— Records for this exercise —
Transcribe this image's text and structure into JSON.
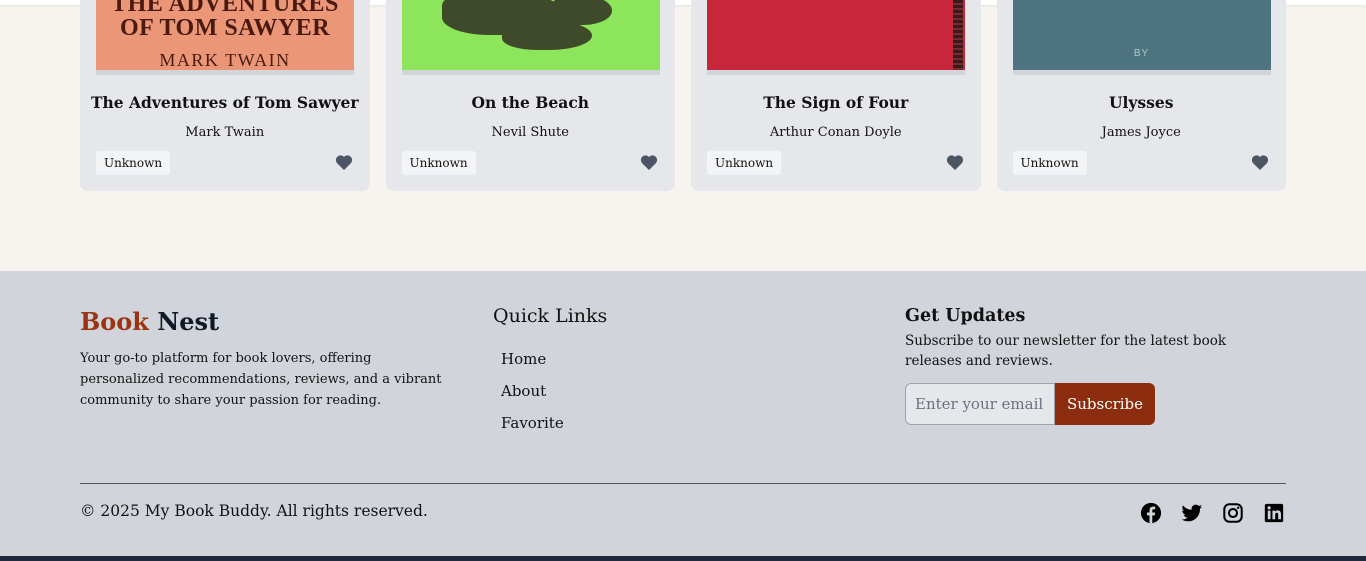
{
  "books": [
    {
      "title": "The Adventures of Tom Sawyer",
      "author": "Mark Twain",
      "status": "Unknown",
      "cover": {
        "color": "#ea9677",
        "line1": "THE ADVENTURES",
        "line2": "OF TOM SAWYER",
        "line3": "MARK TWAIN"
      }
    },
    {
      "title": "On the Beach",
      "author": "Nevil Shute",
      "status": "Unknown",
      "cover": {
        "color": "#8de55b"
      }
    },
    {
      "title": "The Sign of Four",
      "author": "Arthur Conan Doyle",
      "status": "Unknown",
      "cover": {
        "color": "#c8263a"
      }
    },
    {
      "title": "Ulysses",
      "author": "James Joyce",
      "status": "Unknown",
      "cover": {
        "color": "#4d7480",
        "text": "BY"
      }
    }
  ],
  "favorite_icon": "heart-icon",
  "footer": {
    "brand_part1": "Book",
    "brand_part2": "Nest",
    "description": "Your go-to platform for book lovers, offering personalized recommendations, reviews, and a vibrant community to share your passion for reading.",
    "quick_links_title": "Quick Links",
    "links": [
      "Home",
      "About",
      "Favorite"
    ],
    "updates_title": "Get Updates",
    "updates_text": "Subscribe to our newsletter for the latest book releases and reviews.",
    "email_placeholder": "Enter your email",
    "subscribe_label": "Subscribe",
    "copyright": "© 2025 My Book Buddy. All rights reserved.",
    "social_icons": [
      "facebook-icon",
      "twitter-icon",
      "instagram-icon",
      "linkedin-icon"
    ]
  },
  "colors": {
    "accent": "#9a3412",
    "button": "#8b2d0e",
    "footer_bg": "#d1d5db",
    "page_bg": "#f7f4ef",
    "card_bg": "#e5e7eb"
  }
}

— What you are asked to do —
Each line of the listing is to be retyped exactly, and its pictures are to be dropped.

— Response —
Transcribe this image's text and structure into JSON.
{
  "books": [
    {
      "title": "The Adventures of Tom Sawyer",
      "author": "Mark Twain",
      "status": "Unknown",
      "cover": {
        "color": "#ea9677",
        "line1": "THE ADVENTURES",
        "line2": "OF TOM SAWYER",
        "line3": "MARK TWAIN"
      }
    },
    {
      "title": "On the Beach",
      "author": "Nevil Shute",
      "status": "Unknown",
      "cover": {
        "color": "#8de55b"
      }
    },
    {
      "title": "The Sign of Four",
      "author": "Arthur Conan Doyle",
      "status": "Unknown",
      "cover": {
        "color": "#c8263a"
      }
    },
    {
      "title": "Ulysses",
      "author": "James Joyce",
      "status": "Unknown",
      "cover": {
        "color": "#4d7480",
        "text": "BY"
      }
    }
  ],
  "favorite_icon": "heart-icon",
  "footer": {
    "brand_part1": "Book",
    "brand_part2": "Nest",
    "description": "Your go-to platform for book lovers, offering personalized recommendations, reviews, and a vibrant community to share your passion for reading.",
    "quick_links_title": "Quick Links",
    "links": [
      "Home",
      "About",
      "Favorite"
    ],
    "updates_title": "Get Updates",
    "updates_text": "Subscribe to our newsletter for the latest book releases and reviews.",
    "email_placeholder": "Enter your email",
    "subscribe_label": "Subscribe",
    "copyright": "© 2025 My Book Buddy. All rights reserved.",
    "social_icons": [
      "facebook-icon",
      "twitter-icon",
      "instagram-icon",
      "linkedin-icon"
    ]
  },
  "colors": {
    "accent": "#9a3412",
    "button": "#8b2d0e",
    "footer_bg": "#d1d5db",
    "page_bg": "#f7f4ef",
    "card_bg": "#e5e7eb"
  }
}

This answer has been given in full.